Then, they owned up that they were actually there, but only at the behest of the state governor! The 65 Battalion of the Nigerian Army, the formation said to have been involved in the October 20 Lekki shooting, has said soldiers only fired blank ammunitions at protesters. In a petition submitted to the Judicial Panel of Inquiry set up by the Lagos State Government, the army insisted that no one was shot dead as soldiers only fired blank ammunition at the protesters. Then to further muddle the waters, the nation’s top law enforcement official, Abubakar Malami, Attorney- General of the Federation (AGF), said “it is likely that hoodlums wearing military fatigues — and not soldiers — shot #EndSARS protesters at the Lekki tollgate in Lagos State!” Have we not noticed that the narrative has not only become very scrambled, but is even slowly receding from the front burner of the discus? Meanwhile, beyond the scrapping of the dreaded Special Anti-robbery Squad (SARS), what other concrete steps have been taken by the government in addressing the complaints of the #EndSARS protesters?

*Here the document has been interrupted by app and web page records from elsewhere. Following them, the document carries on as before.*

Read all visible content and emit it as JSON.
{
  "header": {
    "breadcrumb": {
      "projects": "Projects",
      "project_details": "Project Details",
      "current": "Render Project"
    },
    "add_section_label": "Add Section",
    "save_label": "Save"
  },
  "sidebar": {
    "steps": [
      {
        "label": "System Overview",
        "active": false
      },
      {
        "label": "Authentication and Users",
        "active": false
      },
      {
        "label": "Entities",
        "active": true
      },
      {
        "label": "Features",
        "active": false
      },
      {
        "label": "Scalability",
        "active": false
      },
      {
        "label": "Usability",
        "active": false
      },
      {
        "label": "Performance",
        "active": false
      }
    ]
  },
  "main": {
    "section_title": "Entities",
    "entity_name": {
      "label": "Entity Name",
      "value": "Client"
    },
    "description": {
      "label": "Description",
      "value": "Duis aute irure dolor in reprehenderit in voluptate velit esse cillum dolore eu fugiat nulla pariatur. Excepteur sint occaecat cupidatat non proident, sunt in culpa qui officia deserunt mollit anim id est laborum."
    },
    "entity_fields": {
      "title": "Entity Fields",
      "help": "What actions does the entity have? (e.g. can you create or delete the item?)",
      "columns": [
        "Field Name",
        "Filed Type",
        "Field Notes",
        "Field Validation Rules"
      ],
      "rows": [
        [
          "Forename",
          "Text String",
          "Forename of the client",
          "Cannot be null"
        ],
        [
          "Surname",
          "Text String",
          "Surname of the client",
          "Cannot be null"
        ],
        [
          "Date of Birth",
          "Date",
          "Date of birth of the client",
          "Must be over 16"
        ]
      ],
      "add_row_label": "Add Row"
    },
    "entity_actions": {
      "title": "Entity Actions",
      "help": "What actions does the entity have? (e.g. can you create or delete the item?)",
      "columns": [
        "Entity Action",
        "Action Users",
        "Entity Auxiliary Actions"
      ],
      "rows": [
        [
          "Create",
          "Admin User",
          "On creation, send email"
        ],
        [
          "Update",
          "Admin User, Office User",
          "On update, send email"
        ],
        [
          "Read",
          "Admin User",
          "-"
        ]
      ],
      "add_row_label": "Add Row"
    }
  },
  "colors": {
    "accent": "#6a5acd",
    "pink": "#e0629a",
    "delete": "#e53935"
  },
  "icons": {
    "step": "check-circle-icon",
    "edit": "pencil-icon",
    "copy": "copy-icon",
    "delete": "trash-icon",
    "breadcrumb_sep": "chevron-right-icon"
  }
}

Even during the height of the protest, was it not telling that no member of the National Assembly threw his hat into the ring with the protesters or more importantly offered to give up any of his or her perks? The honest truth is that only time will tell if the #EndSARS protest will actually achieve any tangible change in the country and make Doubting Thomas’s’ like me eat humble pie